Around the globe, the international online gambling industry is waiting with bated breath as the US, by far the biggest potential market, openly flirts with legalized igaming. Indeed, many of the biggest players in the industry, mainly European, have already pre-empted the potential windfall by partnering up with casinos and other gambling enterprises in America. Legalized sports betting is a huge industry globally and we have witnessed a stampede of UK betting operators trying to establish a name for themselves on this side of the pond.
A quick look at the UK betting scene, in which nine of the 20 English Premier League clubs and 17 of 24 Championship clubs, have a betting partner, shows that media networks earned over $3bn in betting ad revenues. Keep in mind that Britain is roughly 1/6th the size of the US with a much smaller population and thus a much smaller domestic market. Note too that Premier League Football and other European soccer leagues are more popular worldwide than American sports. Still, the point remains valid. US media companies could make 10 to 20 times what Britain earns in a legalized betting environment. UK bank Barclays estimates that gambling profits here could exceed $10bn, while a separate report by Ibis World suggested a figure closer to an annual $55bn.
UK betting firm William Hill stole a march on its rivals by setting up a presence for themselves in Las Vegas as far back as 2012 and now owns 108 of the 190 betting shops in Sin City. They have also partnered with New Jersey’s Monmouth Park Racetrack, again ahead of the fold, where they plan to build a sports bar with a legal sportsbook, while the same firm also partnered with International Game Technology in order to create a sports betting solution for American lottery operators.

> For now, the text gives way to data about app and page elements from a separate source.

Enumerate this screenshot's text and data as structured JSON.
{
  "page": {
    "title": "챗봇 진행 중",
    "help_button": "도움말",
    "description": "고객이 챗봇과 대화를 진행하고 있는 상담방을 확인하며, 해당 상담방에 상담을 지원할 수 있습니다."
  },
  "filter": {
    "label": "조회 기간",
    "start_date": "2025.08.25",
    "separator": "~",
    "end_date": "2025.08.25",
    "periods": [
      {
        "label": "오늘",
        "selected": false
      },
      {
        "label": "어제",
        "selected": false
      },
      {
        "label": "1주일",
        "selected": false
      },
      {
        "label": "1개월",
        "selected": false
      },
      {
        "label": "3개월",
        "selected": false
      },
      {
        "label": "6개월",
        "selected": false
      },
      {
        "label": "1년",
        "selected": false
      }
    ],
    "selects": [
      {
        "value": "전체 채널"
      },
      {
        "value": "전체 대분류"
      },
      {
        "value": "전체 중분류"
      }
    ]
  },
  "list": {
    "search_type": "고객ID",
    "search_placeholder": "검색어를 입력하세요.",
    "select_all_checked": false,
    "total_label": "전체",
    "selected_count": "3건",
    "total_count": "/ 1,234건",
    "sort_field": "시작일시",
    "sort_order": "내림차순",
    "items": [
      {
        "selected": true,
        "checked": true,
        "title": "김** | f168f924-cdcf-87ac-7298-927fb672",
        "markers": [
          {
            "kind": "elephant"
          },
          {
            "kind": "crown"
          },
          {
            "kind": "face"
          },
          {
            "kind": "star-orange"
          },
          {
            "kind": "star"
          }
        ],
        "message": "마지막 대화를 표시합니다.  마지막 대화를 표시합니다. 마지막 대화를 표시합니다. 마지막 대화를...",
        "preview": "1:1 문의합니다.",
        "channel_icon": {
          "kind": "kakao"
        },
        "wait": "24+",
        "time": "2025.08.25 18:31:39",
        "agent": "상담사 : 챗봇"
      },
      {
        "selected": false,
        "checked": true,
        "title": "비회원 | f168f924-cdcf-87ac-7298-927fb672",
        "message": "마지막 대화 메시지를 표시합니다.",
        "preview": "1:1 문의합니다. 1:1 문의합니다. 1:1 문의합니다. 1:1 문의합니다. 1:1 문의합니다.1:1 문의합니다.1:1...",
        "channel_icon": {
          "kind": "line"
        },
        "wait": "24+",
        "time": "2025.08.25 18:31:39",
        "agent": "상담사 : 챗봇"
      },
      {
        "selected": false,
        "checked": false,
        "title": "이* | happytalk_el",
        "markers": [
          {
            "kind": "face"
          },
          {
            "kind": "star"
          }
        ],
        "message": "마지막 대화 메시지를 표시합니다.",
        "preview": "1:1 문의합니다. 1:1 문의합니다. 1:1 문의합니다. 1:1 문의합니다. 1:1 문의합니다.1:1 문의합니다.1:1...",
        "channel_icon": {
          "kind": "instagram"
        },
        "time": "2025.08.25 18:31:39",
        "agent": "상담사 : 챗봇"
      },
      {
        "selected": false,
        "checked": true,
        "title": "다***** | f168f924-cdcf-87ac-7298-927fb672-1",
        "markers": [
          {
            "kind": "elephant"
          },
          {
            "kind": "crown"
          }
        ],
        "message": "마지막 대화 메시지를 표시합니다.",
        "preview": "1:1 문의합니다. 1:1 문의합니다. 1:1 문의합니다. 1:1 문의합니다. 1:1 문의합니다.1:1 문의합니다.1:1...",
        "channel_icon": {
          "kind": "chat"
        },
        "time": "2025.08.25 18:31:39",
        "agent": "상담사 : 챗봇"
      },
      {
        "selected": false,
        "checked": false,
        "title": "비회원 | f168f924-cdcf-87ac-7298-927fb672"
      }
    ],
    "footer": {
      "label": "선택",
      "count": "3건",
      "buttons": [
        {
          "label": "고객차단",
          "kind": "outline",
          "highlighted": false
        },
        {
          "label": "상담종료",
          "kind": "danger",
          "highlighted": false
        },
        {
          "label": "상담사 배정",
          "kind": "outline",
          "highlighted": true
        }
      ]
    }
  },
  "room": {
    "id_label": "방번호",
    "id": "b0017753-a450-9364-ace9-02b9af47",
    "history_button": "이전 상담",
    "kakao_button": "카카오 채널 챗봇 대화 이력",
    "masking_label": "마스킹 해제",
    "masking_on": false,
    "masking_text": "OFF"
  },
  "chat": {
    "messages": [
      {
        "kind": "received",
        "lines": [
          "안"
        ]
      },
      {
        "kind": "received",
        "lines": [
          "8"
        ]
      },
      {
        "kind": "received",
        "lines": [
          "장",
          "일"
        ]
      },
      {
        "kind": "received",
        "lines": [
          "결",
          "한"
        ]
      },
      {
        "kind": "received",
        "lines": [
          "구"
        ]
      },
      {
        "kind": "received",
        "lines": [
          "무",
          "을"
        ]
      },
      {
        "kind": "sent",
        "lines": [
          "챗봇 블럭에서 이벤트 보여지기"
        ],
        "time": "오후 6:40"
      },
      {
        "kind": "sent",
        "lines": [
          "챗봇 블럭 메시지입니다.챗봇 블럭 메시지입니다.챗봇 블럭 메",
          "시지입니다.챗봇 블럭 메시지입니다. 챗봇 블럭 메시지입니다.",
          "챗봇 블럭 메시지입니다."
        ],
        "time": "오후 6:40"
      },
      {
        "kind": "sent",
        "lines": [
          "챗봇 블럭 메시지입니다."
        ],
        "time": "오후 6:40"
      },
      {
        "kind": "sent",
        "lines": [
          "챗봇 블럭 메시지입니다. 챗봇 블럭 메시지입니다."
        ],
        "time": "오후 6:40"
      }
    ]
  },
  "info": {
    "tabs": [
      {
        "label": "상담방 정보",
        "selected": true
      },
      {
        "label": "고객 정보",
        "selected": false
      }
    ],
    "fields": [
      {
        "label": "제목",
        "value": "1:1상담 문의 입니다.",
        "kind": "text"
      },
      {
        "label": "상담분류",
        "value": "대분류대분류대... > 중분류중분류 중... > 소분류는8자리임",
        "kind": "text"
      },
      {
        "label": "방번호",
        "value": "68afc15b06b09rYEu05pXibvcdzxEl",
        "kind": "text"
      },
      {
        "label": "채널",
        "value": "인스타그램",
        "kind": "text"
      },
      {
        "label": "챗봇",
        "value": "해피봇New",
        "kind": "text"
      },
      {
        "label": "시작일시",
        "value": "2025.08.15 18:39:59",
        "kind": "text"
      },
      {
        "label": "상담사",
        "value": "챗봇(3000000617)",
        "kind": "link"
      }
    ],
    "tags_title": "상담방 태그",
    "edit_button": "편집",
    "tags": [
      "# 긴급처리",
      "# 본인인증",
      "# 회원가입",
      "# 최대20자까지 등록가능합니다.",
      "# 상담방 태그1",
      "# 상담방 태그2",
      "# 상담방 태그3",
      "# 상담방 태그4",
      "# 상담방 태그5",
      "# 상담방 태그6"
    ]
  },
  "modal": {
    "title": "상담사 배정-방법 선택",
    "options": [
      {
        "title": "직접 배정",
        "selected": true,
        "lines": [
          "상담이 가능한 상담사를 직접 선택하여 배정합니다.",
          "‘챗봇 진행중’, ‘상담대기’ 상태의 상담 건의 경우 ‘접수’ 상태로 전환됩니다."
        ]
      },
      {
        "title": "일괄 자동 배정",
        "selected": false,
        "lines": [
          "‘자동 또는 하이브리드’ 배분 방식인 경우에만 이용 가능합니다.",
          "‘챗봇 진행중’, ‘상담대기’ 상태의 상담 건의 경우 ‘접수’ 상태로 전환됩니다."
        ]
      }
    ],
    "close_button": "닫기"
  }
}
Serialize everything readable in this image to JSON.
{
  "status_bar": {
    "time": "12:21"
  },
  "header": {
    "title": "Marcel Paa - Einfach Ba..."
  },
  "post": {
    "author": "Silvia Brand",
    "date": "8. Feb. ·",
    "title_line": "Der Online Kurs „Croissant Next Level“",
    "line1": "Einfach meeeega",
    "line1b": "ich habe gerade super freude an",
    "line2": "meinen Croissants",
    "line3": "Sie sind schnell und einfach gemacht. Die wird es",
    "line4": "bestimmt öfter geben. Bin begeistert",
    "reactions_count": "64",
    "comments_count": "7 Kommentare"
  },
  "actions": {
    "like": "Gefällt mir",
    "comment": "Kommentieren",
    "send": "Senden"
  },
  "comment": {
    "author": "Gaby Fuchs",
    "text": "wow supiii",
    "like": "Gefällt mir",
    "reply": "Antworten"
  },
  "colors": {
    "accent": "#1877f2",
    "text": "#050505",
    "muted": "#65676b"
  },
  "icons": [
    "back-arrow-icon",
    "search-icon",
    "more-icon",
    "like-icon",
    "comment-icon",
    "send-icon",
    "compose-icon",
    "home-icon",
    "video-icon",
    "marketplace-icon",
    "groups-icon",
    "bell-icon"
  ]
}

Then there is Paddy Power Betfair who have since acquired daily fantasy sports site Fanduel and are now board-level members of the American Gambling Association, plus GVC Holdings, owners of Ladbrokes Coral as well as Bwin and the Party brands, who last summer announced a $200 million joint venture deal with Las Vegas-based casino operator MGM Resorts International. This British invasion highlights the money to be made here in the US.
The Professional and Amateur Sports Protection Act (PASPA) had been in play since 1992, and effectively outlawed betting across the country, save for Nevada, Delaware, Oregon and Montana. With its repeal, each state was able to choose whether or not to permit sports betting, despite there being no official change in national law. Full sports betting continues in Nevada but, immediately after the ruling, more than 10 states announced plans to allow online betting which by September had seen five of these, Delaware, New Jersey, Mississippi and West Virginia plus Nevada, clear legislation to allow it. Three other states, Pennsylvania, Rhode Island and New York plan to have cleared the way by the end of this year, while a further 22 states, including California, have bills under discussion. The final 23 states, which include Florida, Washington and significantly Texas, have no plans to legalize sports betting.
Unfortunately, since taking office, Trump’s administration has attacked all forms of gambling. The former Atlantic City casino owner originally tasked Jeffrey B. Wall to block the federal abolition of the prohibition of sports betting in New Jersey, a mission that ultimately proved unsuccessful. The ill-fated attempt to interfere with sports betting controls hasn’t dented the administration’s ambitions however and they have now set their sights on all online gambling activity, which includes daily fantasy sports, lotteries and poker, itself still to recover from 2011’s Black Friday.
As Trump’s America back peddles on gambling laws, a move much applauded by GOP mega-donor Sheldon Adelson, who controls one of the world’s largest casino empires and is keen to stagnate the progress of their online equivalent. In fact, according to former Congressman Ron Paul in the New York Daily News, it is Adelson, owner of the Las Vegas Sands, for whom the government is doing a favor. You do not need a degree from the defunct Trump University to join the dots between Adelson’s $100 million donation to the Republicans’ midterm election war chest and POTUS’ attitude towards online gambling. This, of course, might be untrue but the damage is done either way with plenty of states likely to be hit by a significant loss of revenue all because a former casino owner has taken a seemingly personal dislike to online gambling.
The news comes as Wynn Resorts announced a tie-in with Scientific Games to launch online sports betting and iGaming in New Jersey. Wynn Resorts, especially under the leadership of Steve Wynn, were another land based casino operator opposed to online gambling despite acquiring a Jersey internet license in 2014. But now that Mr Wynn, who occupies a similar political position as Adelson and has close ties with Trump, has departed under a cloud of allegations, the company appears to have changed course, although it might be too late.
The US sports industry will benefit, as will the potential tax windfalls likely to befall states, while such a move would devastate the country’s illegal gambling market valued at $150bn. But, alas, perhaps not. As a former casino magnate who cosies up to and accepts donations from other casino magnates seems determined to clip the wings of this fledgling industry that otherwise looked set to soar. The question now is how long online gambling can hold on before the next general election, one that could well be retained by Donald yet. Trump has flip flopped on this issue, at one point, admittedly before the last election, hinting that he would look into overturning the regulations. Now, though, with a sizeable donation in his back pocket, this looks like his position has shifted again. Time will tell as the next election looms but personally I wouldn’t want to place a bet on it.